BEGIN Source material

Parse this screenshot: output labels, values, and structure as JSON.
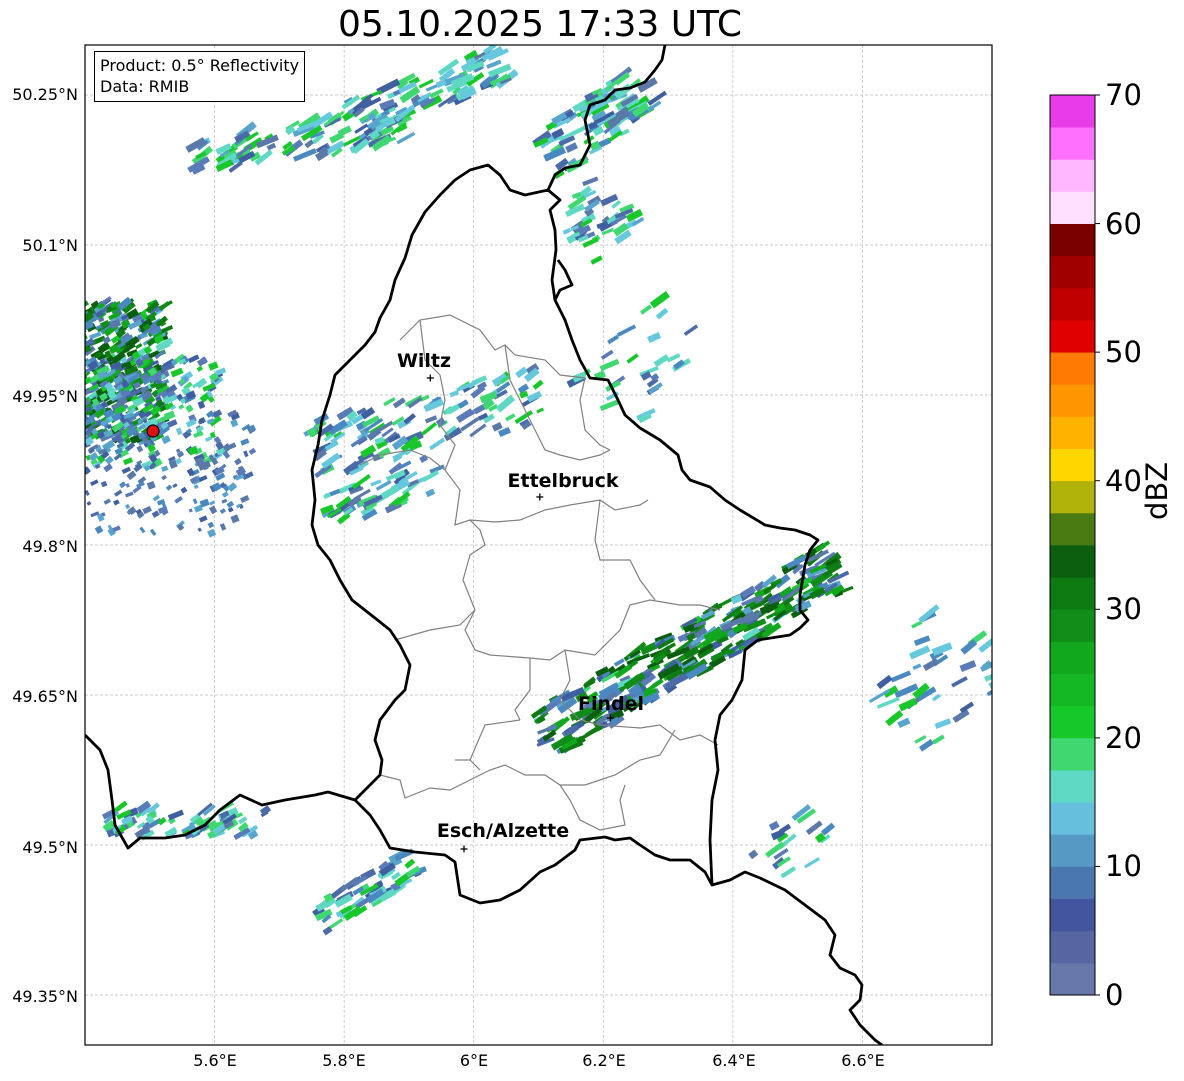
{
  "title": "05.10.2025 17:33 UTC",
  "info": {
    "product": "Product: 0.5° Reflectivity",
    "data": "Data: RMIB"
  },
  "axes": {
    "lat_labels": [
      "50.25°N",
      "50.1°N",
      "49.95°N",
      "49.8°N",
      "49.65°N",
      "49.5°N",
      "49.35°N"
    ],
    "lon_labels": [
      "5.6°E",
      "5.8°E",
      "6°E",
      "6.2°E",
      "6.4°E",
      "6.6°E"
    ]
  },
  "places": [
    {
      "name": "Wiltz",
      "lon": 5.933,
      "lat": 49.967
    },
    {
      "name": "Ettelbruck",
      "lon": 6.102,
      "lat": 49.848
    },
    {
      "name": "Findel",
      "lon": 6.211,
      "lat": 49.627
    },
    {
      "name": "Esch/Alzette",
      "lon": 5.985,
      "lat": 49.496
    }
  ],
  "radar_site": {
    "name": "radar-site-marker",
    "lon": 5.505,
    "lat": 49.914,
    "color": "#e01010"
  },
  "colorbar": {
    "label": "dBZ",
    "ticks": [
      "0",
      "10",
      "20",
      "30",
      "40",
      "50",
      "60",
      "70"
    ],
    "min": 0,
    "max": 70,
    "step": 2.5,
    "colors": [
      "#6677aa",
      "#5566a0",
      "#4455a0",
      "#4a77b0",
      "#5599c4",
      "#66c0dd",
      "#5fd8c4",
      "#3fd870",
      "#16c82a",
      "#14b824",
      "#12a81e",
      "#108c18",
      "#0e7a12",
      "#0a5e0e",
      "#4a7a12",
      "#b0b40a",
      "#ffd700",
      "#ffb300",
      "#ff9600",
      "#ff7a00",
      "#e00000",
      "#c00000",
      "#a00000",
      "#7a0000",
      "#ffe0ff",
      "#ffb8ff",
      "#ff70ff",
      "#e83ce8"
    ]
  },
  "map_extent": {
    "lon_min": 5.4,
    "lon_max": 6.8,
    "lat_min": 49.3,
    "lat_max": 50.3
  }
}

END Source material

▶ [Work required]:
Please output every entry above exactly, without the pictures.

▶ [Expected answer]:
Parse this screenshot: output labels, values, and structure as JSON.
{
  "title": "05.10.2025 17:33 UTC",
  "info": {
    "product": "Product: 0.5° Reflectivity",
    "data": "Data: RMIB"
  },
  "axes": {
    "lat_labels": [
      "50.25°N",
      "50.1°N",
      "49.95°N",
      "49.8°N",
      "49.65°N",
      "49.5°N",
      "49.35°N"
    ],
    "lon_labels": [
      "5.6°E",
      "5.8°E",
      "6°E",
      "6.2°E",
      "6.4°E",
      "6.6°E"
    ]
  },
  "places": [
    {
      "name": "Wiltz",
      "lon": 5.933,
      "lat": 49.967
    },
    {
      "name": "Ettelbruck",
      "lon": 6.102,
      "lat": 49.848
    },
    {
      "name": "Findel",
      "lon": 6.211,
      "lat": 49.627
    },
    {
      "name": "Esch/Alzette",
      "lon": 5.985,
      "lat": 49.496
    }
  ],
  "radar_site": {
    "name": "radar-site-marker",
    "lon": 5.505,
    "lat": 49.914,
    "color": "#e01010"
  },
  "colorbar": {
    "label": "dBZ",
    "ticks": [
      "0",
      "10",
      "20",
      "30",
      "40",
      "50",
      "60",
      "70"
    ],
    "min": 0,
    "max": 70,
    "step": 2.5,
    "colors": [
      "#6677aa",
      "#5566a0",
      "#4455a0",
      "#4a77b0",
      "#5599c4",
      "#66c0dd",
      "#5fd8c4",
      "#3fd870",
      "#16c82a",
      "#14b824",
      "#12a81e",
      "#108c18",
      "#0e7a12",
      "#0a5e0e",
      "#4a7a12",
      "#b0b40a",
      "#ffd700",
      "#ffb300",
      "#ff9600",
      "#ff7a00",
      "#e00000",
      "#c00000",
      "#a00000",
      "#7a0000",
      "#ffe0ff",
      "#ffb8ff",
      "#ff70ff",
      "#e83ce8"
    ]
  },
  "map_extent": {
    "lon_min": 5.4,
    "lon_max": 6.8,
    "lat_min": 49.3,
    "lat_max": 50.3
  }
}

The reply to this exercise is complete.